    11. Rickels, Wilfried & Rehdanz, Katrin & Oschlies, Andreas, 2009. "Accounting aspects of ocean iron fertilization," Kiel Working Papers 1572, Kiel Institute for the World Economy (IfW).

    More about this item


    climate change; catastrophe; risk; decisionmaking under uncertainty;

    JEL classification:

    • D81 - Microeconomics - - Information, Knowledge, and Uncertainty - - - Criteria for Decision-Making under Risk and Uncertainty
    • Q54 - Agricultural and Natural Resource Economics; Environmental and Ecological Economics - - Environmental Economics - - - Climate; Natural Disasters and their Management; Global Warming

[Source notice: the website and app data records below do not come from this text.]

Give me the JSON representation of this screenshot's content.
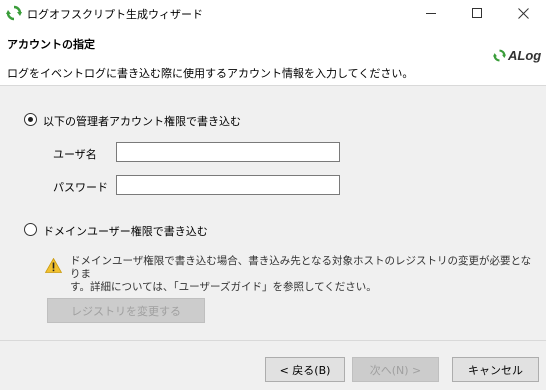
{
  "window": {
    "title": "ログオフスクリプト生成ウィザード"
  },
  "header": {
    "title": "アカウントの指定",
    "description": "ログをイベントログに書き込む際に使用するアカウント情報を入力してください。",
    "logo_text": "ALog"
  },
  "options": {
    "admin": {
      "label": "以下の管理者アカウント権限で書き込む",
      "selected": true
    },
    "domain": {
      "label": "ドメインユーザー権限で書き込む",
      "selected": false
    }
  },
  "fields": {
    "username": {
      "label": "ユーザ名",
      "value": ""
    },
    "password": {
      "label": "パスワード",
      "value": ""
    }
  },
  "warning": {
    "icon": "warning-triangle-icon",
    "line1": "ドメインユーザ権限で書き込む場合、書き込み先となる対象ホストのレジストリの変更が必要となりま",
    "line2": "す。詳細については、「ユーザーズガイド」を参照してください。"
  },
  "buttons": {
    "registry": "レジストリを変更する",
    "back": "< 戻る(B)",
    "next": "次へ(N) >",
    "cancel": "キャンセル"
  },
  "colors": {
    "logo_green": "#3a9d3a",
    "warning_yellow": "#f2c12e"
  }
}
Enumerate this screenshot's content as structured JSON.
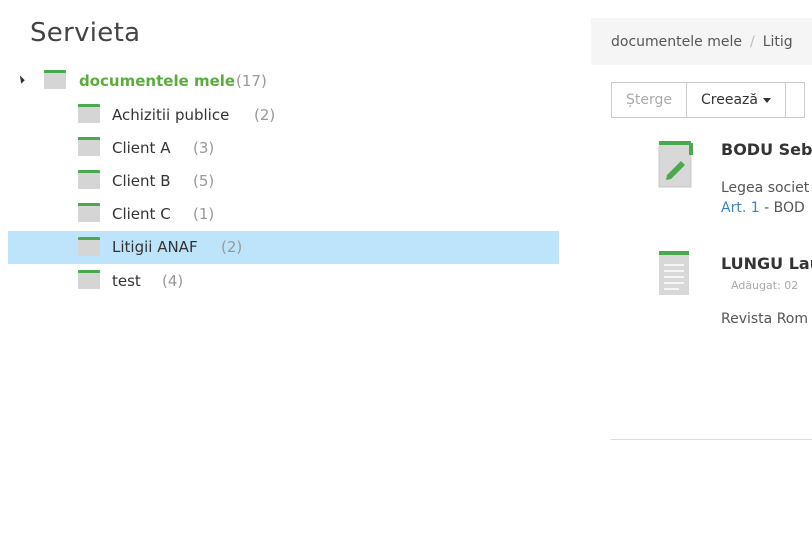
{
  "page": {
    "title": "Servieta"
  },
  "tree": {
    "root": {
      "label": "documentele mele",
      "count": "(17)"
    },
    "items": [
      {
        "label": "Achizitii publice",
        "count": "(2)"
      },
      {
        "label": "Client A",
        "count": "(3)"
      },
      {
        "label": "Client B",
        "count": "(5)"
      },
      {
        "label": "Client C",
        "count": "(1)"
      },
      {
        "label": "Litigii ANAF",
        "count": "(2)"
      },
      {
        "label": "test",
        "count": "(4)"
      }
    ]
  },
  "breadcrumb": {
    "root": "documentele mele",
    "separator": "/",
    "current": "Litig"
  },
  "toolbar": {
    "delete_label": "Șterge",
    "create_label": "Creează"
  },
  "documents": [
    {
      "title": "BODU Seba",
      "line1": "Legea societ",
      "link": "Art. 1",
      "line2_rest": " - BOD"
    },
    {
      "title": "LUNGU Lau",
      "meta": "Adăugat: 02",
      "line1": "Revista Rom"
    }
  ],
  "colors": {
    "accent_green": "#5aad3c",
    "selected_bg": "#bde4fa",
    "link_blue": "#3a82c4"
  }
}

    NEP fields

    This paper has been announced in the following NEP Reports:


    Access and download statistics


    All material on this site has been provided by the respective publishers and authors. You can help correct errors and omissions. When requesting a correction, please mention this item's handle: RePEc:rff:dpaper:dp-09-45. See general information about how to correct material in RePEc.

    For technical questions regarding this item, or to correct its authors, title, abstract, bibliographic or download information, contact: (Webmaster). General contact details of provider: .

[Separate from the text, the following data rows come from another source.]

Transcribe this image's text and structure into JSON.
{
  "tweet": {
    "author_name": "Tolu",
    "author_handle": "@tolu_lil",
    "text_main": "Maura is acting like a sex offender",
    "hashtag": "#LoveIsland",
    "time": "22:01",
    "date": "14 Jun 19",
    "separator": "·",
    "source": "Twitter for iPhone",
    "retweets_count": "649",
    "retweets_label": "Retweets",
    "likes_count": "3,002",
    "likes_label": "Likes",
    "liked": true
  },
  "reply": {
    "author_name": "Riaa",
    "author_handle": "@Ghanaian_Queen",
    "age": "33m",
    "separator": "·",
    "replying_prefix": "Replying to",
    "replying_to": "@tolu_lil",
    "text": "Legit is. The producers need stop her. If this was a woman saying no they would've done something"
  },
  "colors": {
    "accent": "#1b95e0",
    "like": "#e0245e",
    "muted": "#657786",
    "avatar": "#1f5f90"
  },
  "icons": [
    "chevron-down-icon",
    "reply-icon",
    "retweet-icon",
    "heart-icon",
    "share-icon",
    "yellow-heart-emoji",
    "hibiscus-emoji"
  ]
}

    If you have authored this item and are not yet registered with RePEc, we encourage you to do it here. This allows to link your profile to this item. It also allows you to accept potential citations to this item that we are uncertain about.

    If CitEc recognized a reference but did not link an item in RePEc to it, you can help with this form .

    If you know of missing items citing this one, you can help us creating those links by adding the relevant references in the same way as above, for each refering item. If you are a registered author of this item, you may also want to check the "citations" tab in your RePEc Author Service profile, as there may be some citations waiting for confirmation.

    Please note that corrections may take a couple of weeks to filter through the various RePEc services.

    IDEAS is a RePEc service hosted by the Research Division of the Federal Reserve Bank of St. Louis . RePEc uses bibliographic data supplied by the respective publishers.